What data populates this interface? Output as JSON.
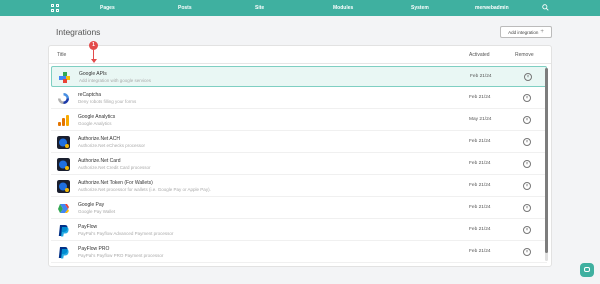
{
  "nav": {
    "items": [
      {
        "label": "Pages"
      },
      {
        "label": "Posts"
      },
      {
        "label": "Site"
      },
      {
        "label": "Modules"
      },
      {
        "label": "System"
      },
      {
        "label": "merwebadmin"
      }
    ]
  },
  "page": {
    "title": "Integrations",
    "add_button": "Add integration"
  },
  "table": {
    "columns": {
      "title": "Title",
      "activated": "Activated",
      "remove": "Remove"
    },
    "rows": [
      {
        "name": "Google APIs",
        "desc": "Add integration with google services",
        "date": "Feb 21/24",
        "logo": "google-apis-logo"
      },
      {
        "name": "reCaptcha",
        "desc": "Deny robots filling your forms",
        "date": "Feb 21/24",
        "logo": "recaptcha-logo"
      },
      {
        "name": "Google Analytics",
        "desc": "Google Analytics",
        "date": "May 21/24",
        "logo": "google-analytics-logo"
      },
      {
        "name": "Authorize.Net ACH",
        "desc": "Authorize.Net eChecks processor",
        "date": "Feb 21/24",
        "logo": "authorize-net-logo"
      },
      {
        "name": "Authorize.Net Card",
        "desc": "Authorize.Net Credit Card processor",
        "date": "Feb 21/24",
        "logo": "authorize-net-logo"
      },
      {
        "name": "Authorize.Net Token (For Wallets)",
        "desc": "Authorize.Net processor for wallets (i.e. Google Pay or Apple Pay).",
        "date": "Feb 21/24",
        "logo": "authorize-net-logo"
      },
      {
        "name": "Google Pay",
        "desc": "Google Pay Wallet",
        "date": "Feb 21/24",
        "logo": "google-pay-logo"
      },
      {
        "name": "PayFlow",
        "desc": "PayPal's Payflow Advanced Payment processor",
        "date": "Feb 21/24",
        "logo": "paypal-logo"
      },
      {
        "name": "PayFlow PRO",
        "desc": "PayPal's Payflow PRO Payment processor",
        "date": "Feb 21/24",
        "logo": "paypal-logo"
      }
    ]
  },
  "annotation": {
    "badge": "1"
  },
  "colors": {
    "accent": "#3fb0a0",
    "highlight": "#e9f7f4",
    "badge": "#e34b4b"
  }
}
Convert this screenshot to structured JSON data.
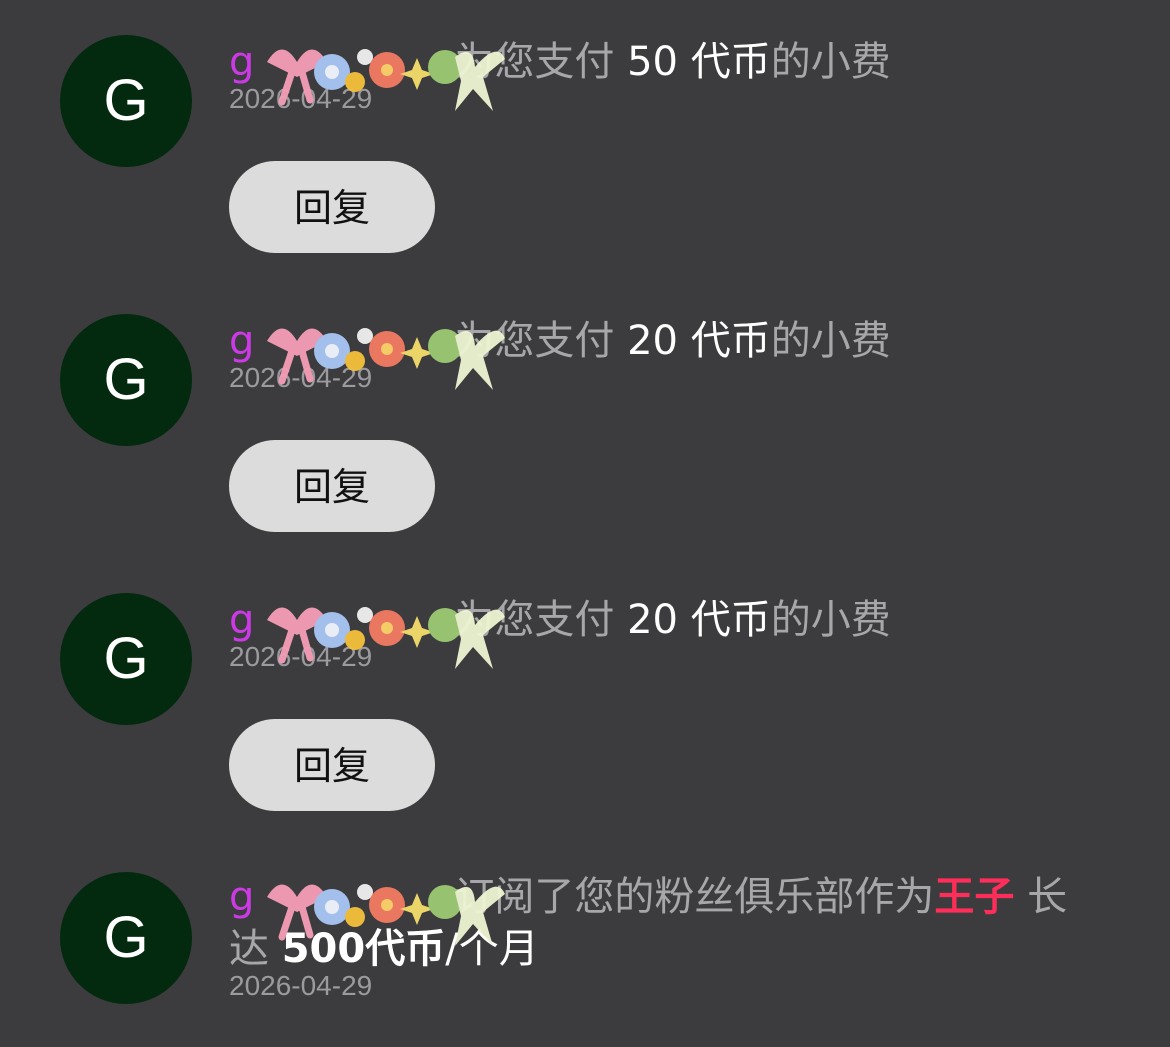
{
  "notifications": [
    {
      "avatar_letter": "G",
      "username": "g",
      "action": "为您支付",
      "amount": "50 代币",
      "suffix": "的小费",
      "date": "2026-04-29",
      "reply_label": "回复"
    },
    {
      "avatar_letter": "G",
      "username": "g",
      "action": "为您支付",
      "amount": "20 代币",
      "suffix": "的小费",
      "date": "2026-04-29",
      "reply_label": "回复"
    },
    {
      "avatar_letter": "G",
      "username": "g",
      "action": "为您支付",
      "amount": "20 代币",
      "suffix": "的小费",
      "date": "2026-04-29",
      "reply_label": "回复"
    },
    {
      "avatar_letter": "G",
      "username": "g",
      "action": "订阅了您的粉丝俱乐部作为",
      "tier": "王子",
      "duration_prefix": "长达",
      "price": "500代币",
      "period": "/个月",
      "date": "2026-04-29"
    }
  ],
  "colors": {
    "background": "#3c3c3e",
    "avatar_bg": "#03290f",
    "username": "#cc3ae6",
    "tier": "#ff2d59",
    "reply_bg": "#dcdcdc"
  },
  "icons": {
    "sticker_overlay": "decorative-flower-sticker-icon"
  }
}
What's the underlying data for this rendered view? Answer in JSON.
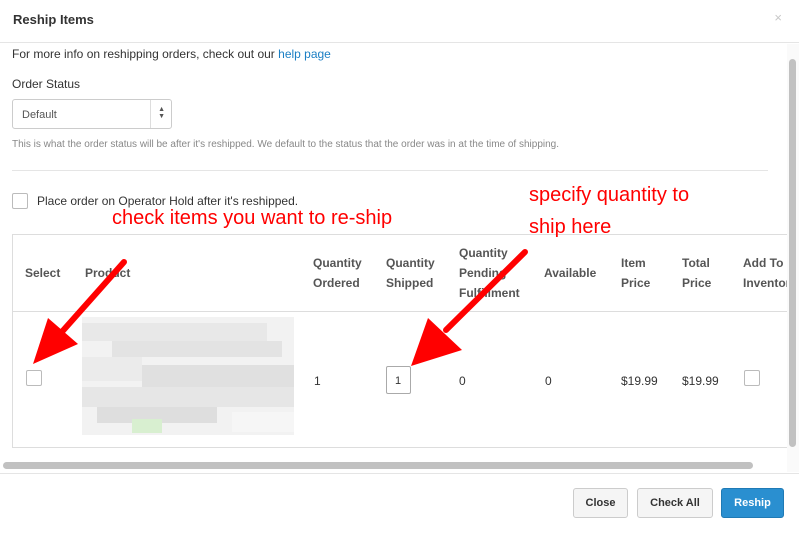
{
  "modal": {
    "title": "Reship Items",
    "close_glyph": "×"
  },
  "info": {
    "text": "For more info on reshipping orders, check out our ",
    "link": "help page"
  },
  "order_status": {
    "label": "Order Status",
    "value": "Default",
    "help": "This is what the order status will be after it's reshipped. We default to the status that the order was in at the time of shipping."
  },
  "operator_hold": {
    "label": "Place order on Operator Hold after it's reshipped.",
    "checked": false
  },
  "table": {
    "headers": {
      "select": "Select",
      "product": "Product",
      "qty_ordered_1": "Quantity",
      "qty_ordered_2": "Ordered",
      "qty_shipped_1": "Quantity",
      "qty_shipped_2": "Shipped",
      "qty_pending_1": "Quantity",
      "qty_pending_2": "Pending",
      "qty_pending_3": "Fulfillment",
      "available": "Available",
      "item_price_1": "Item",
      "item_price_2": "Price",
      "total_price_1": "Total",
      "total_price_2": "Price",
      "add_to_1": "Add To",
      "add_to_2": "Inventory"
    },
    "rows": [
      {
        "selected": false,
        "quantity_ordered": "1",
        "quantity_shipped": "1",
        "quantity_pending": "0",
        "available": "0",
        "item_price": "$19.99",
        "total_price": "$19.99",
        "add_to_inventory": false
      }
    ]
  },
  "footer": {
    "close_label": "Close",
    "check_all_label": "Check All",
    "reship_label": "Reship"
  },
  "annotations": {
    "check_items": "check items you want to re-ship",
    "specify_qty_1": "specify quantity to",
    "specify_qty_2": "ship here",
    "color": "#ff0000"
  }
}
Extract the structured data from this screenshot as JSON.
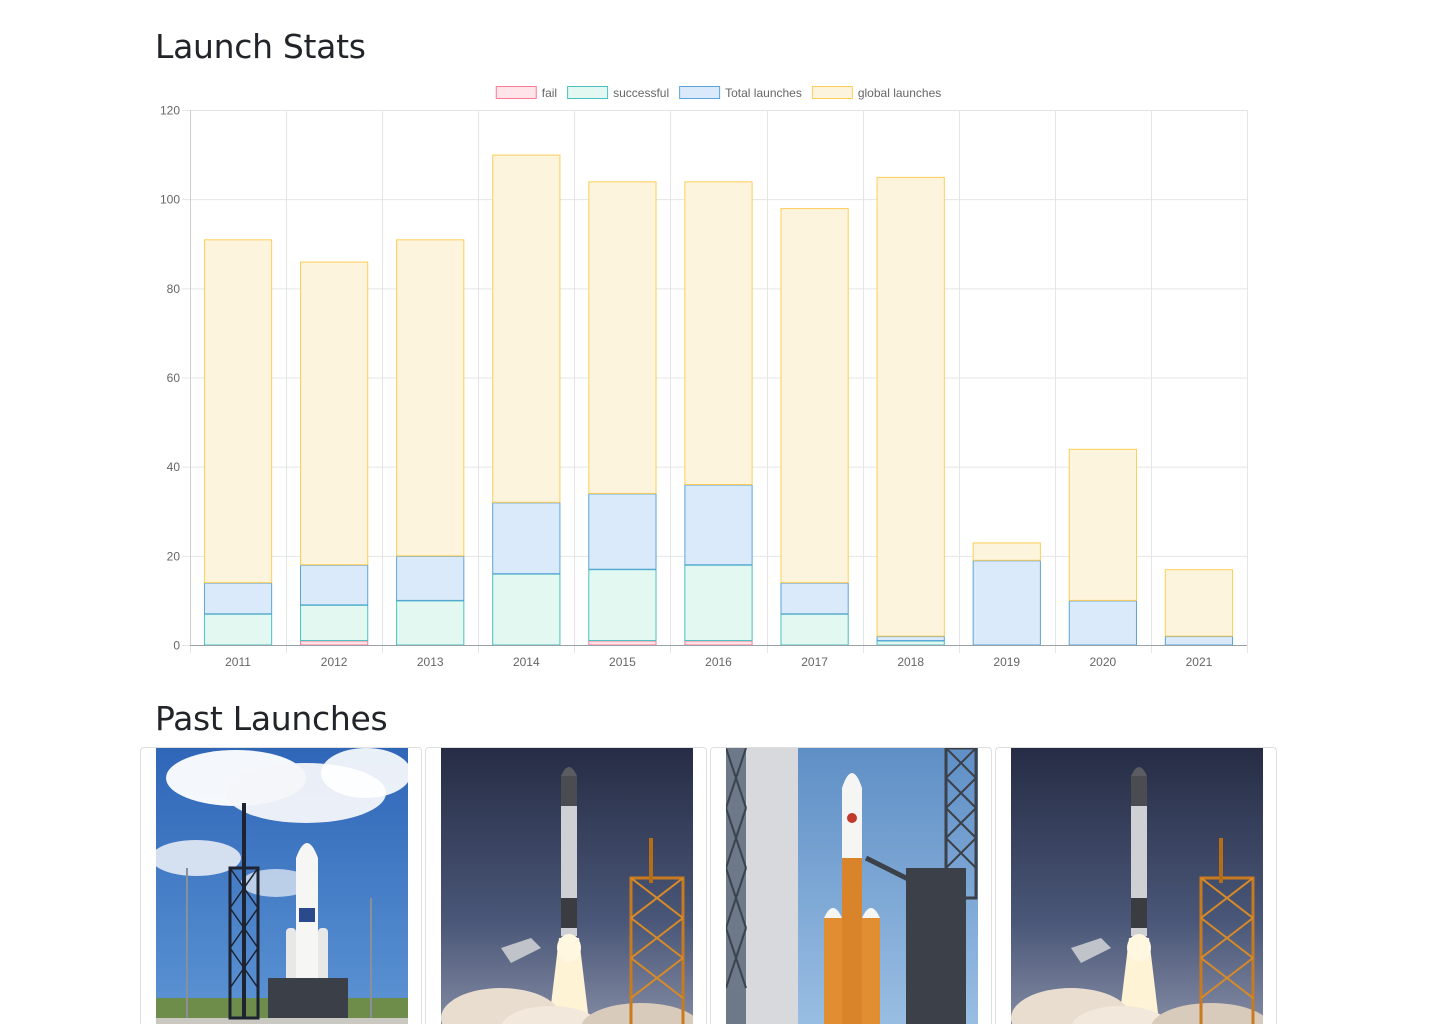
{
  "headings": {
    "stats": "Launch Stats",
    "past": "Past Launches"
  },
  "chart_data": {
    "type": "bar",
    "stacked": true,
    "categories": [
      "2011",
      "2012",
      "2013",
      "2014",
      "2015",
      "2016",
      "2017",
      "2018",
      "2019",
      "2020",
      "2021"
    ],
    "series": [
      {
        "name": "fail",
        "values": [
          0,
          1,
          0,
          0,
          1,
          1,
          0,
          0,
          0,
          0,
          0
        ],
        "fill": "#ffe4e9",
        "stroke": "#ff7a93"
      },
      {
        "name": "successful",
        "values": [
          7,
          8,
          10,
          16,
          16,
          17,
          7,
          1,
          0,
          0,
          0
        ],
        "fill": "#e2f8f1",
        "stroke": "#4bc0c0"
      },
      {
        "name": "Total launches",
        "values": [
          7,
          9,
          10,
          16,
          17,
          18,
          7,
          1,
          19,
          10,
          2
        ],
        "fill": "#dbeafa",
        "stroke": "#5aa4d8"
      },
      {
        "name": "global launches",
        "values": [
          77,
          68,
          71,
          78,
          70,
          68,
          84,
          103,
          4,
          34,
          15
        ],
        "fill": "#fdf4de",
        "stroke": "#ffcd56"
      }
    ],
    "yticks": [
      "0",
      "20",
      "40",
      "60",
      "80",
      "100",
      "120"
    ],
    "ylim": [
      0,
      120
    ],
    "grid": true,
    "legend": "top-center"
  },
  "launches": [
    {
      "image": "atlas-v-on-pad-photo"
    },
    {
      "image": "falcon-9-liftoff-photo"
    },
    {
      "image": "delta-iv-heavy-on-pad-photo"
    },
    {
      "image": "falcon-9-liftoff-photo"
    }
  ]
}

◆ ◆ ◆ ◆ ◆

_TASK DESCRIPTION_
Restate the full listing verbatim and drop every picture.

_REPLY_
What data populates this interface? Output as JSON.
{
  "nav": {
    "items": [
      {
        "label": "Pages"
      },
      {
        "label": "Posts"
      },
      {
        "label": "Site"
      },
      {
        "label": "Modules"
      },
      {
        "label": "System"
      },
      {
        "label": "merwebadmin"
      }
    ]
  },
  "page": {
    "title": "Integrations",
    "add_button": "Add integration"
  },
  "table": {
    "columns": {
      "title": "Title",
      "activated": "Activated",
      "remove": "Remove"
    },
    "rows": [
      {
        "name": "Google APIs",
        "desc": "Add integration with google services",
        "date": "Feb 21/24",
        "logo": "google-apis-logo"
      },
      {
        "name": "reCaptcha",
        "desc": "Deny robots filling your forms",
        "date": "Feb 21/24",
        "logo": "recaptcha-logo"
      },
      {
        "name": "Google Analytics",
        "desc": "Google Analytics",
        "date": "May 21/24",
        "logo": "google-analytics-logo"
      },
      {
        "name": "Authorize.Net ACH",
        "desc": "Authorize.Net eChecks processor",
        "date": "Feb 21/24",
        "logo": "authorize-net-logo"
      },
      {
        "name": "Authorize.Net Card",
        "desc": "Authorize.Net Credit Card processor",
        "date": "Feb 21/24",
        "logo": "authorize-net-logo"
      },
      {
        "name": "Authorize.Net Token (For Wallets)",
        "desc": "Authorize.Net processor for wallets (i.e. Google Pay or Apple Pay).",
        "date": "Feb 21/24",
        "logo": "authorize-net-logo"
      },
      {
        "name": "Google Pay",
        "desc": "Google Pay Wallet",
        "date": "Feb 21/24",
        "logo": "google-pay-logo"
      },
      {
        "name": "PayFlow",
        "desc": "PayPal's Payflow Advanced Payment processor",
        "date": "Feb 21/24",
        "logo": "paypal-logo"
      },
      {
        "name": "PayFlow PRO",
        "desc": "PayPal's Payflow PRO Payment processor",
        "date": "Feb 21/24",
        "logo": "paypal-logo"
      }
    ]
  },
  "annotation": {
    "badge": "1"
  },
  "colors": {
    "accent": "#3fb0a0",
    "highlight": "#e9f7f4",
    "badge": "#e34b4b"
  }
}
Convert this screenshot to structured JSON data.
{
  "notifications": [
    {
      "avatar_letter": "G",
      "username": "g",
      "action": "为您支付",
      "amount": "50 代币",
      "suffix": "的小费",
      "date": "2026-04-29",
      "reply_label": "回复"
    },
    {
      "avatar_letter": "G",
      "username": "g",
      "action": "为您支付",
      "amount": "20 代币",
      "suffix": "的小费",
      "date": "2026-04-29",
      "reply_label": "回复"
    },
    {
      "avatar_letter": "G",
      "username": "g",
      "action": "为您支付",
      "amount": "20 代币",
      "suffix": "的小费",
      "date": "2026-04-29",
      "reply_label": "回复"
    },
    {
      "avatar_letter": "G",
      "username": "g",
      "action": "订阅了您的粉丝俱乐部作为",
      "tier": "王子",
      "duration_prefix": "长达",
      "price": "500代币",
      "period": "/个月",
      "date": "2026-04-29"
    }
  ],
  "colors": {
    "background": "#3c3c3e",
    "avatar_bg": "#03290f",
    "username": "#cc3ae6",
    "tier": "#ff2d59",
    "reply_bg": "#dcdcdc"
  },
  "icons": {
    "sticker_overlay": "decorative-flower-sticker-icon"
  }
}
What's the underlying data for this rendered view? Answer in JSON.
{
  "modal": {
    "title": "Reship Items",
    "close_glyph": "×"
  },
  "info": {
    "text": "For more info on reshipping orders, check out our ",
    "link": "help page"
  },
  "order_status": {
    "label": "Order Status",
    "value": "Default",
    "help": "This is what the order status will be after it's reshipped. We default to the status that the order was in at the time of shipping."
  },
  "operator_hold": {
    "label": "Place order on Operator Hold after it's reshipped.",
    "checked": false
  },
  "table": {
    "headers": {
      "select": "Select",
      "product": "Product",
      "qty_ordered_1": "Quantity",
      "qty_ordered_2": "Ordered",
      "qty_shipped_1": "Quantity",
      "qty_shipped_2": "Shipped",
      "qty_pending_1": "Quantity",
      "qty_pending_2": "Pending",
      "qty_pending_3": "Fulfillment",
      "available": "Available",
      "item_price_1": "Item",
      "item_price_2": "Price",
      "total_price_1": "Total",
      "total_price_2": "Price",
      "add_to_1": "Add To",
      "add_to_2": "Inventory"
    },
    "rows": [
      {
        "selected": false,
        "quantity_ordered": "1",
        "quantity_shipped": "1",
        "quantity_pending": "0",
        "available": "0",
        "item_price": "$19.99",
        "total_price": "$19.99",
        "add_to_inventory": false
      }
    ]
  },
  "footer": {
    "close_label": "Close",
    "check_all_label": "Check All",
    "reship_label": "Reship"
  },
  "annotations": {
    "check_items": "check items you want to re-ship",
    "specify_qty_1": "specify quantity to",
    "specify_qty_2": "ship here",
    "color": "#ff0000"
  }
}
Extract the structured data from this screenshot as JSON.
{
  "headings": {
    "stats": "Launch Stats",
    "past": "Past Launches"
  },
  "chart_data": {
    "type": "bar",
    "stacked": true,
    "categories": [
      "2011",
      "2012",
      "2013",
      "2014",
      "2015",
      "2016",
      "2017",
      "2018",
      "2019",
      "2020",
      "2021"
    ],
    "series": [
      {
        "name": "fail",
        "values": [
          0,
          1,
          0,
          0,
          1,
          1,
          0,
          0,
          0,
          0,
          0
        ],
        "fill": "#ffe4e9",
        "stroke": "#ff7a93"
      },
      {
        "name": "successful",
        "values": [
          7,
          8,
          10,
          16,
          16,
          17,
          7,
          1,
          0,
          0,
          0
        ],
        "fill": "#e2f8f1",
        "stroke": "#4bc0c0"
      },
      {
        "name": "Total launches",
        "values": [
          7,
          9,
          10,
          16,
          17,
          18,
          7,
          1,
          19,
          10,
          2
        ],
        "fill": "#dbeafa",
        "stroke": "#5aa4d8"
      },
      {
        "name": "global launches",
        "values": [
          77,
          68,
          71,
          78,
          70,
          68,
          84,
          103,
          4,
          34,
          15
        ],
        "fill": "#fdf4de",
        "stroke": "#ffcd56"
      }
    ],
    "yticks": [
      "0",
      "20",
      "40",
      "60",
      "80",
      "100",
      "120"
    ],
    "ylim": [
      0,
      120
    ],
    "grid": true,
    "legend": "top-center"
  },
  "launches": [
    {
      "image": "atlas-v-on-pad-photo"
    },
    {
      "image": "falcon-9-liftoff-photo"
    },
    {
      "image": "delta-iv-heavy-on-pad-photo"
    },
    {
      "image": "falcon-9-liftoff-photo"
    }
  ]
}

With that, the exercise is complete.